FEW PEOPLE who drive a vehicle around the Bradford district will have been surprised by the figures, revealed in the Telegraph & Argus, showing that average traffic speeds are slowing and jams are getting worse.

Bradford has – and has had – one of the fastest-growing populations in the country and that inevitably means the number of cars on our roads is growing faster than much of the rest of the country as well.

What is hasn’t had is a matching surge in job creation which means that more people are travelling in and out of the district to find work in other parts of West and North Yorkshire.

Alongside that, the district’s school achievement levels have struggled to improve which has led to more and more people seeking to get their children placed at “better” schools away from their own immediate area which, in turn, has contributed massively to the number of journeys taking place at peak commuting times.

Over-crowded trains with ageing rolling stock have deterred many from using public transport and attempts to entice people onto buses and bikes by spending millions on under-used bus and bike lanes has simply served to funnel the growing number of private vehicles into narrower channels, thereby extending congestion.

And then there is the not-insignificant matter of commercial transport. Bradford, as we proudly shout to the rest of world, is a “producer city” with a higher level of manufacturing than most other large cities and certainly well above the national average.

To manufacture something, you have to bring in the parts or raw materials and, once you’ve produced your creation, you must ship it out again to the people who want to finish it, incorporate it, sell it or buy it. At whatever stage you are in that process, that means lorries. And more lorries.

Bradford has a great deal to offer to visitors – from museums to food to heritage to fantastic nearby scenery – and we, rightly, work hard to encourage more tourists to our district. Most of them come by car.

And then there is our obsession with building new houses in “desirable” green areas like the Aire Valley. With the shortage of jobs, those properties become targets for commuters to places like Leeds where the high price of housing forces people to look further afield for their dream executive home, thereby generating more traffic from those who don’t want to risk over-crowded trains or simply need their vehicles to get around for their job.

Where we do have job growth is in the above-average level of new business start-ups, many of which are in service industries which require the use of vans and cars.

What all that adds up to is a perfect storm which is steadily reducing the district to a state of permanent gridlock.

The latest figures reveal Bradford’s slowest road as the A657 – New Line, Leeds Road and Saltaire Road, through Shipley, Idle and Greengates – where the morning rush hour produces an average traffic speed of 10.2 miles an hour.
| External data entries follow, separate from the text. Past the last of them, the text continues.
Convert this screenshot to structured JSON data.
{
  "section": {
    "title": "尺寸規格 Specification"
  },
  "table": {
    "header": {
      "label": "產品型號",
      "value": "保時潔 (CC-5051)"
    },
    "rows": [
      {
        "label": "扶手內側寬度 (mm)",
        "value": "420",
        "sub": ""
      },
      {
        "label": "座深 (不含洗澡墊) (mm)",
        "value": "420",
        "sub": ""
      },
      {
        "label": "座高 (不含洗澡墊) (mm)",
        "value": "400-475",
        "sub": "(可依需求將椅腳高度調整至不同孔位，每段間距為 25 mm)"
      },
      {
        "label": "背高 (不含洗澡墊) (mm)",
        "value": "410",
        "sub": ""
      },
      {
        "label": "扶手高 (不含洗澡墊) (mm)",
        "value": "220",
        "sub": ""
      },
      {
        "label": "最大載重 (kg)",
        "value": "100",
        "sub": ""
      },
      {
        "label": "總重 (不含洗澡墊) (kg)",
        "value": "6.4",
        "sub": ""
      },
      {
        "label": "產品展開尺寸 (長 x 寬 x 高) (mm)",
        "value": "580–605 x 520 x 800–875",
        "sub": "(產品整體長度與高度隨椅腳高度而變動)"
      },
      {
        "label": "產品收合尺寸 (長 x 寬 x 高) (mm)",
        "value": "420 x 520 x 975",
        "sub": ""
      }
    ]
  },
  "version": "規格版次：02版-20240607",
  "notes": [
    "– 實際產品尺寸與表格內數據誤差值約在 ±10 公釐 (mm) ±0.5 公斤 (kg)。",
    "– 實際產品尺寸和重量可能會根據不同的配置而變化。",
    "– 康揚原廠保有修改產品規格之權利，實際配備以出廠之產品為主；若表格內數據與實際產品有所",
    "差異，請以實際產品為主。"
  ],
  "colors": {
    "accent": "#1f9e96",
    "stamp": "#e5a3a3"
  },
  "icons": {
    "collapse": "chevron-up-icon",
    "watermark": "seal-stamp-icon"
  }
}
In the relatively near future, those queues will be exacerbated by the traffic from hundreds upon hundreds of new homes from places such as Micklethwaite, Menston, Baildon, Keighley, Skipton and beyond.

So, the “congestion-busting” plan being drawn up by transport chiefs across West Yorkshire – which aims to harness new technology to alter traffic-light priorities and link with sat-nav companies to re-route cars around congested routes – all sounds a little like fiddling while Rome burns.

Of course, every little helps. But in the grand scale of this impending disaster for our region it will create a tiny ripple in a pond the size of the Pacific Ocean.

The fact is, everybody but everybody is avoiding the issue. The most telling figure in yesterday’s report was that West Yorkshire’s 410 miles of A-roads make up just seven per cent of the road network but they carry 60 per cent – yes, SIXTY per cent – of all vehicles.

There is only one answer: we need more and better roads.

We have wasted decades ringing our hands in anguish about the effects of pollution on the planet while the problem has been getting worse and worse. Those who tell you that more roads mean more vehicles are deliberately ignoring the fact that the vehicles are already there.

Free-flowing traffic creates massively less pollution than traffic jams. More cars doing an average of 30 mph will be less polluting than fewer cars travelling at 10 mph or, as we’re heading for right now, even lower speeds.

And before you accuse me of indulging in a Jeremy Clarkson-style rant, let me say I’d be more than happy if all those cars were eventually running on electric power.

Since man tamed his first horse, personal transport has been an essential way of life and that will not change anytime soon.

The suggestion by Councillor Alex Ross-Shaw, who leads on transport matters at Bradford Council, that tackling congestion was a case of both easing “choke points” and getting a significant number of people to move from “single-occupancy car use to smarter travel choices,” is well-meaning but idealistic and unrealistic.

What really needs to happen is that all the regions of Yorkshire need to band together with a single voice and play the Government at its own game.

Yes, we’ll have a Yorkshire mayor; yes, we’ll take on new powers and create a true Northern Powerhouse but, in return, the Government must abandon Crossrail 2 (even if it creates problems for HS2) and shift its obsession with London’s growth to the north of England, creating billions of pounds worth of investment in roads and other infrastructure and taking the country’s economic eggs out of its single South-Eastern basket.

It will be far better for the whole of the country in so many ways if the north grows strongly and London steadies. The alternative – an over-heated South-east and a stagnant, rotting North – doesn’t bear thinking about.

It’s time to get Yorkshire moving.